Fried and Hansson made their ignorance of diversity best-practice and their disinterest in the views and feelings of their newly diverse team crystal clear a couple of days later in a follow-up blog post, this time from Hansson. In this piece Hansson responded to the criticism from staff and social media not by taking a moment to listen and reflect but rather by doubling down: “Yesterday, we offered everyone at Basecamp an option of a severance package worth up to six months salary for those who've been with the company over three years, and three months salary for those at the company less than that.” In the meantime it has been reported that over 20 of 57 employees have publicly announced their resignation or their intention to do so. Hansson and Fried had no idea this was coming. They had completely misread the room. And their actions prompted what can only be described as a revolution.
Suddenly the scales fell from the employees’ eyes. It turns out that many of these progressive and hugely popular business books; much of this business wisdom about building employee-centric, sustainable companies, has been written with one group of people in mind: white cishetero males, and others who conform to their view of the world. So it all works out great, until you are not a team of all white cis males anymore. Companies like this only want diversity as long as it doesn’t actually change anything. As long as they can keep peddling their white, male agenda, which works for them, keeps them comfortable and above all keeps them profitable. Because that, we realize, was the real bottom line all along. They only really care about their employees as long as their employees’ wellbeing is in stark correlation with the company’s profitability and with their own values. As soon as there is a risk of divergence, the employee’s wellbeing is suddenly not so important anymore, it’s the company’s profitability and the founders’ (or in investor-funded companies, shareholders’) comfort and “beliefs” that win out. And this will always be the case as long as New Work, people centric management, and other progressive values and strategies are seen as a means to an end; as a means to profitability, and not as an end in themselves. If leaders only build diverse teams, recruit more women into leadership positions, promote BIPOC etc in order to make themselves more money or to make themselves feel better, and not because it is a moral and ethical imperative, then as soon as it doesn’t make them more money, or make them feel better, they drop the diversity and try to return to their old ways. Only now we know that the time has passed where employees will just take that kind of leadership failure lying down.

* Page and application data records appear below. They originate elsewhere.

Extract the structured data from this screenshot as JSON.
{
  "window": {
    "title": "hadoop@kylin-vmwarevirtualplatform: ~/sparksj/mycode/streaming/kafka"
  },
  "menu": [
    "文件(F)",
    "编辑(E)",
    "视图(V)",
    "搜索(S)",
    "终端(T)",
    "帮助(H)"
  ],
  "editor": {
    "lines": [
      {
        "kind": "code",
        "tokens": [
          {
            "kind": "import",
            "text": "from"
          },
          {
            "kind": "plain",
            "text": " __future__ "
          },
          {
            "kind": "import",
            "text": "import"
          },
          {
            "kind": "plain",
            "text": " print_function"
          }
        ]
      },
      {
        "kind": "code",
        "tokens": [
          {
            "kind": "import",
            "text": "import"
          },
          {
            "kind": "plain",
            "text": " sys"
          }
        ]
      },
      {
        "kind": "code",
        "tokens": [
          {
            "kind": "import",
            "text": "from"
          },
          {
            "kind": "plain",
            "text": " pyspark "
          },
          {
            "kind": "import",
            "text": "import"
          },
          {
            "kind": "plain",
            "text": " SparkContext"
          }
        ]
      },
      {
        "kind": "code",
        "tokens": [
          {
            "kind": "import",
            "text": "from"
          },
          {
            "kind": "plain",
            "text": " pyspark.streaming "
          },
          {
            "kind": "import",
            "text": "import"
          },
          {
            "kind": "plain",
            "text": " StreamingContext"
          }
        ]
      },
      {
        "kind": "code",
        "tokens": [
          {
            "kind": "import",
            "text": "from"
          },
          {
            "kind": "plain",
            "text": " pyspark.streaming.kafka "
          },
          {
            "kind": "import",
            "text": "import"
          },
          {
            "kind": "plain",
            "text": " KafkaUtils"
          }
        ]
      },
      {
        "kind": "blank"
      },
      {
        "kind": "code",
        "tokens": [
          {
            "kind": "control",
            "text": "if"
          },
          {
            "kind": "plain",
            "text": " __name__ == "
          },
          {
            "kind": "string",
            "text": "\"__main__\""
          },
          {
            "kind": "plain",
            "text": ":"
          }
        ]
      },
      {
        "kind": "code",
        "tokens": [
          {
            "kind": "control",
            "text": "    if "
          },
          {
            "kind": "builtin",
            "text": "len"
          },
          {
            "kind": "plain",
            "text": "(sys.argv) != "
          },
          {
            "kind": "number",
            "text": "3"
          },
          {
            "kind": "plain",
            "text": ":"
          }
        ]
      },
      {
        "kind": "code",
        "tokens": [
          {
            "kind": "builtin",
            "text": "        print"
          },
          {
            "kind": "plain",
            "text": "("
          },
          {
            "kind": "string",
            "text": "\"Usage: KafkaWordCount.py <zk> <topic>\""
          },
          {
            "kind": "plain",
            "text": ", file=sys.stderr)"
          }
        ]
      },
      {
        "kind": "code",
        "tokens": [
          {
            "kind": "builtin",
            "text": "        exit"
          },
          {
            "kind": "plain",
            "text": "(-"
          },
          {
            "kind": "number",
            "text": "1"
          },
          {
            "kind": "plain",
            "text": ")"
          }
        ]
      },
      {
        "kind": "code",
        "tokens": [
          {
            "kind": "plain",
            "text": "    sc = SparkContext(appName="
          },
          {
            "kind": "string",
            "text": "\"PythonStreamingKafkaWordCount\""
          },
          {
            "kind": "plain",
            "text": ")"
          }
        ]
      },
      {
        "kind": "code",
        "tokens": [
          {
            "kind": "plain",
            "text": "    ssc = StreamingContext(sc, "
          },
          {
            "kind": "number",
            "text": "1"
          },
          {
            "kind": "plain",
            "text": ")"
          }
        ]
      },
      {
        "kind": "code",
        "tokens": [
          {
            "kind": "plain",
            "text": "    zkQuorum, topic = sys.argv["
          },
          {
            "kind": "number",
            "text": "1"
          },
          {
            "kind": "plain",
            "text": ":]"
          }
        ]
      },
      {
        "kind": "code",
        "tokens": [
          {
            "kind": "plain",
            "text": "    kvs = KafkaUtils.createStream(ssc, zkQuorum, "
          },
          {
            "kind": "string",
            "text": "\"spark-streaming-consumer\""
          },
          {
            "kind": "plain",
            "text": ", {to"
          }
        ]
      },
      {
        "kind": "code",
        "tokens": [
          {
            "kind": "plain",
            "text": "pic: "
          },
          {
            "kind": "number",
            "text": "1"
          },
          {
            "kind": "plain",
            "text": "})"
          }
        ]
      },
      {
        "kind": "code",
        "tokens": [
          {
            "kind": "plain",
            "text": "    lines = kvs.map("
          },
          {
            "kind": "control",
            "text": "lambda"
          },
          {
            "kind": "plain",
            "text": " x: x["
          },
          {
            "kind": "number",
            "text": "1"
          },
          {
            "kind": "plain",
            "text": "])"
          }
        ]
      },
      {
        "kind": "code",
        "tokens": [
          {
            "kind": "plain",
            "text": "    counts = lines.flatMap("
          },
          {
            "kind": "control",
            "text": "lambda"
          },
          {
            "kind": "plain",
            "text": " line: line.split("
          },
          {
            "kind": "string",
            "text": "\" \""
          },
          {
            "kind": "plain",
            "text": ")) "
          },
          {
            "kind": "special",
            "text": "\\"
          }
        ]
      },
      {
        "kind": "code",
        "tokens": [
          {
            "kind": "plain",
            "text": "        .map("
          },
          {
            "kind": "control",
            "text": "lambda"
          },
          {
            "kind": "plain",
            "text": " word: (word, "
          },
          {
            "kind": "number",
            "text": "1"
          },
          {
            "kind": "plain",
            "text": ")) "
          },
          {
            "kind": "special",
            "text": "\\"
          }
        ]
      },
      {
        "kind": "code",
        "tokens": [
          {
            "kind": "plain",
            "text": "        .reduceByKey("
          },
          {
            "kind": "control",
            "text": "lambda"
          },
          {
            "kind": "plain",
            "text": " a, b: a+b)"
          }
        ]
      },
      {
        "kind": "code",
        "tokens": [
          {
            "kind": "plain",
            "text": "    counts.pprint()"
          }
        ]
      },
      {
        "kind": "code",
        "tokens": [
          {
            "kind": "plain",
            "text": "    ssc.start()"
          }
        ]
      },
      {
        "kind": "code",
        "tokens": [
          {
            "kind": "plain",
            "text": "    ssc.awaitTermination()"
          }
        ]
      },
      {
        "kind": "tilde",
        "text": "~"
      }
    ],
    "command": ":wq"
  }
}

So, what have we learned (and let’s say it loud for the people at the back)? If diversity doesn’t also go hand in hand with belonging, that is to say a reconfiguring of existing power structures, then white, hetero, able-bodied people, and men in particular, will continue to make the rules. And sooner or later everybody else will, well, quit… or should I say, start a revolution.